#### THE TASK:
From the entries that follow, pick out all lines holding "icon".

*** Opening DATA UNDER STUDY ***

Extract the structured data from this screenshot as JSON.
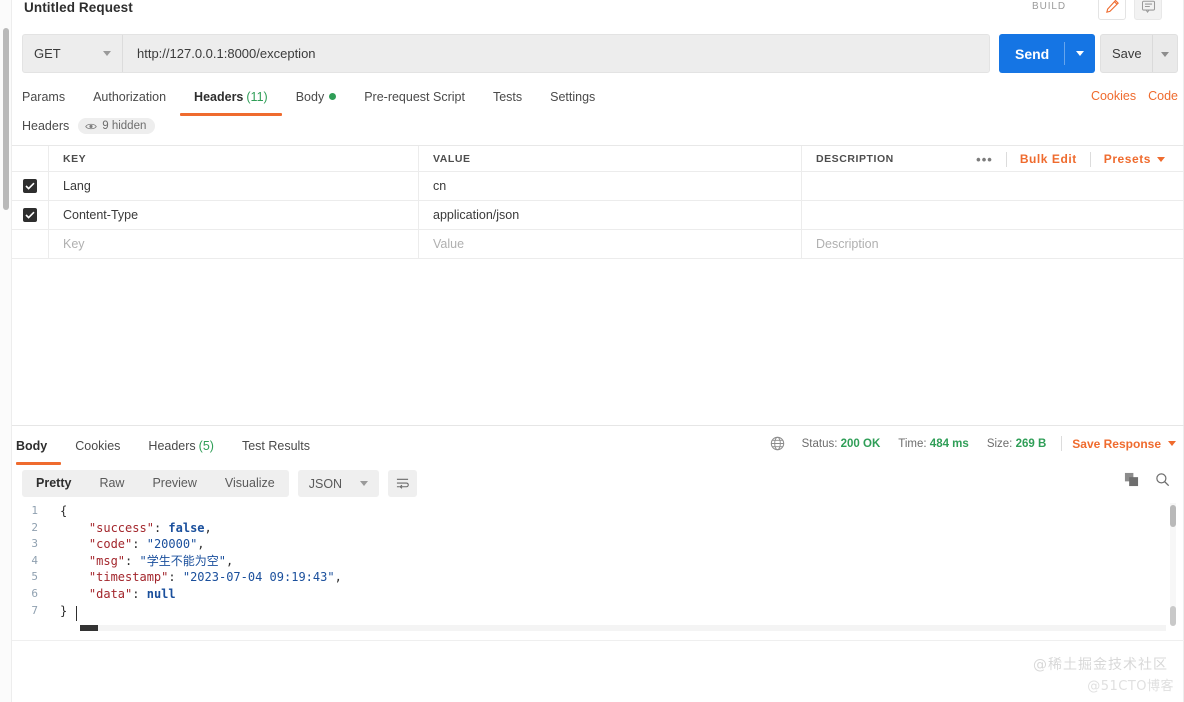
{
  "request": {
    "title": "Untitled Request",
    "build_label": "BUILD",
    "edit_icon": "pencil-icon",
    "comment_icon": "comment-icon",
    "method": "GET",
    "url": "http://127.0.0.1:8000/exception",
    "send_label": "Send",
    "save_label": "Save",
    "tabs": [
      {
        "label": "Params",
        "count": "",
        "active": false,
        "dot": false
      },
      {
        "label": "Authorization",
        "count": "",
        "active": false,
        "dot": false
      },
      {
        "label": "Headers",
        "count": "(11)",
        "active": true,
        "dot": false
      },
      {
        "label": "Body",
        "count": "",
        "active": false,
        "dot": true
      },
      {
        "label": "Pre-request Script",
        "count": "",
        "active": false,
        "dot": false
      },
      {
        "label": "Tests",
        "count": "",
        "active": false,
        "dot": false
      },
      {
        "label": "Settings",
        "count": "",
        "active": false,
        "dot": false
      }
    ],
    "top_links": [
      "Cookies",
      "Code"
    ]
  },
  "headers_panel": {
    "label": "Headers",
    "hidden_badge": "9 hidden",
    "eye_icon": "eye-icon",
    "columns": [
      "KEY",
      "VALUE",
      "DESCRIPTION"
    ],
    "more_icon": "more-dots-icon",
    "bulk_edit_label": "Bulk Edit",
    "presets_label": "Presets",
    "rows": [
      {
        "checked": true,
        "key": "Lang",
        "value": "cn",
        "description": ""
      },
      {
        "checked": true,
        "key": "Content-Type",
        "value": "application/json",
        "description": ""
      }
    ],
    "placeholder_row": {
      "key": "Key",
      "value": "Value",
      "description": "Description"
    }
  },
  "response": {
    "tabs": [
      {
        "label": "Body",
        "count": "",
        "active": true
      },
      {
        "label": "Cookies",
        "count": "",
        "active": false
      },
      {
        "label": "Headers",
        "count": "(5)",
        "active": false
      },
      {
        "label": "Test Results",
        "count": "",
        "active": false
      }
    ],
    "globe_icon": "globe-icon",
    "status_label": "Status:",
    "status_value": "200 OK",
    "time_label": "Time:",
    "time_value": "484 ms",
    "size_label": "Size:",
    "size_value": "269 B",
    "save_response_label": "Save Response",
    "view_modes": [
      {
        "label": "Pretty",
        "active": true
      },
      {
        "label": "Raw",
        "active": false
      },
      {
        "label": "Preview",
        "active": false
      },
      {
        "label": "Visualize",
        "active": false
      }
    ],
    "format": "JSON",
    "wrap_icon": "wrap-lines-icon",
    "copy_icon": "copy-icon",
    "search_icon": "search-icon",
    "line_numbers": [
      "1",
      "2",
      "3",
      "4",
      "5",
      "6",
      "7"
    ],
    "body_lines": [
      {
        "indent": 0,
        "tokens": [
          {
            "t": "pun",
            "v": "{"
          }
        ]
      },
      {
        "indent": 1,
        "tokens": [
          {
            "t": "key",
            "v": "\"success\""
          },
          {
            "t": "pun",
            "v": ": "
          },
          {
            "t": "lit",
            "v": "false"
          },
          {
            "t": "pun",
            "v": ","
          }
        ]
      },
      {
        "indent": 1,
        "tokens": [
          {
            "t": "key",
            "v": "\"code\""
          },
          {
            "t": "pun",
            "v": ": "
          },
          {
            "t": "str",
            "v": "\"20000\""
          },
          {
            "t": "pun",
            "v": ","
          }
        ]
      },
      {
        "indent": 1,
        "tokens": [
          {
            "t": "key",
            "v": "\"msg\""
          },
          {
            "t": "pun",
            "v": ": "
          },
          {
            "t": "str",
            "v": "\"学生不能为空\""
          },
          {
            "t": "pun",
            "v": ","
          }
        ]
      },
      {
        "indent": 1,
        "tokens": [
          {
            "t": "key",
            "v": "\"timestamp\""
          },
          {
            "t": "pun",
            "v": ": "
          },
          {
            "t": "str",
            "v": "\"2023-07-04 09:19:43\""
          },
          {
            "t": "pun",
            "v": ","
          }
        ]
      },
      {
        "indent": 1,
        "tokens": [
          {
            "t": "key",
            "v": "\"data\""
          },
          {
            "t": "pun",
            "v": ": "
          },
          {
            "t": "lit",
            "v": "null"
          }
        ]
      },
      {
        "indent": 0,
        "tokens": [
          {
            "t": "pun",
            "v": "}"
          }
        ]
      }
    ]
  },
  "watermarks": {
    "primary": "@稀土掘金技术社区",
    "secondary": "@51CTO博客"
  },
  "colors": {
    "accent_orange": "#ef6b2e",
    "send_blue": "#1575e4",
    "success_green": "#2f9e57",
    "json_key": "#a3262c",
    "json_value": "#1a4f9c"
  }
}
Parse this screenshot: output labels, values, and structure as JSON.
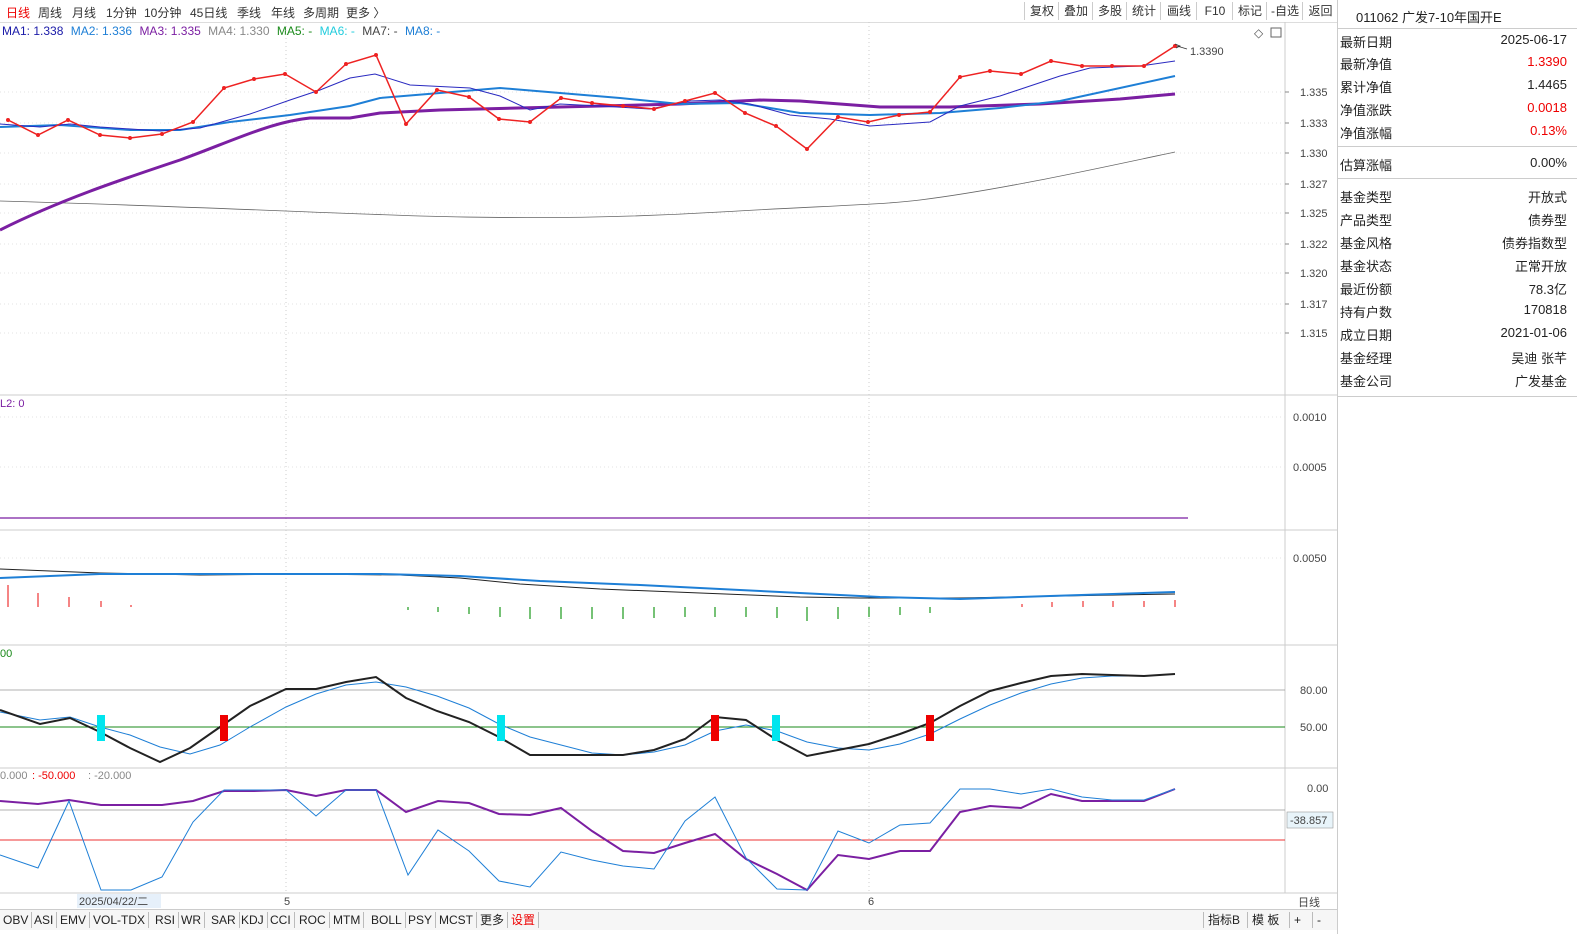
{
  "timeframes": [
    "日线",
    "周线",
    "月线",
    "1分钟",
    "10分钟",
    "45日线",
    "季线",
    "年线",
    "多周期",
    "更多 〉"
  ],
  "toolbar_right": [
    "复权",
    "叠加",
    "多股",
    "统计",
    "画线",
    "F10",
    "标记",
    "-自选",
    "返回"
  ],
  "ma_legend": [
    {
      "label": "MA1: 1.338",
      "color": "#1a1aa8"
    },
    {
      "label": "MA2: 1.336",
      "color": "#1e7fd6"
    },
    {
      "label": "MA3: 1.335",
      "color": "#7b1fa2"
    },
    {
      "label": "MA4: 1.330",
      "color": "#888888"
    },
    {
      "label": "MA5: -",
      "color": "#1a8a1a"
    },
    {
      "label": "MA6: -",
      "color": "#22ccdd"
    },
    {
      "label": "MA7: -",
      "color": "#444444"
    },
    {
      "label": "MA8: -",
      "color": "#1e7fd6"
    }
  ],
  "main_chart": {
    "last_label": "1.3390",
    "yticks": [
      "1.335",
      "1.333",
      "1.330",
      "1.327",
      "1.325",
      "1.322",
      "1.320",
      "1.317",
      "1.315"
    ]
  },
  "panel2": {
    "label": "L2: 0",
    "yticks": [
      "0.0010",
      "0.0005"
    ]
  },
  "panel3": {
    "yticks": [
      "0.0050"
    ]
  },
  "panel4": {
    "label": "00",
    "yticks": [
      "80.00",
      "50.00"
    ]
  },
  "panel5": {
    "label_a": "0.000",
    "label_b": ": -50.000",
    "label_c": ": -20.000",
    "yticks": [
      "0.00"
    ],
    "current": "-38.857"
  },
  "x_axis": {
    "date_label": "2025/04/22/二",
    "month_5": "5",
    "month_6": "6",
    "period": "日线"
  },
  "bottom_tabs": [
    "OBV",
    "ASI",
    "EMV",
    "VOL-TDX",
    "RSI",
    "WR",
    "SAR",
    "KDJ",
    "CCI",
    "ROC",
    "MTM",
    "BOLL",
    "PSY",
    "MCST",
    "更多",
    "设置"
  ],
  "bottom_right": [
    "指标B",
    "模 板",
    "+",
    "-"
  ],
  "fund": {
    "code_name": "011062 广发7-10年国开E",
    "rows": [
      {
        "k": "最新日期",
        "v": "2025-06-17",
        "red": false
      },
      {
        "k": "最新净值",
        "v": "1.3390",
        "red": true
      },
      {
        "k": "累计净值",
        "v": "1.4465",
        "red": false
      },
      {
        "k": "净值涨跌",
        "v": "0.0018",
        "red": true
      },
      {
        "k": "净值涨幅",
        "v": "0.13%",
        "red": true
      }
    ],
    "estimate": {
      "k": "估算涨幅",
      "v": "0.00%"
    },
    "info": [
      {
        "k": "基金类型",
        "v": "开放式"
      },
      {
        "k": "产品类型",
        "v": "债券型"
      },
      {
        "k": "基金风格",
        "v": "债券指数型"
      },
      {
        "k": "基金状态",
        "v": "正常开放"
      },
      {
        "k": "最近份额",
        "v": "78.3亿"
      },
      {
        "k": "持有户数",
        "v": "170818"
      },
      {
        "k": "成立日期",
        "v": "2021-01-06"
      },
      {
        "k": "基金经理",
        "v": "吴迪 张芊"
      },
      {
        "k": "基金公司",
        "v": "广发基金"
      }
    ]
  }
}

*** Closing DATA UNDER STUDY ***

#### ANSWER SPACE:
    "edit_icon": "pencil-icon",
    "comment_icon": "comment-icon",
    "eye_icon": "eye-icon",
    "more_icon": "more-dots-icon",
    "globe_icon": "globe-icon",
    "wrap_icon": "wrap-lines-icon",
    "copy_icon": "copy-icon",
    "search_icon": "search-icon",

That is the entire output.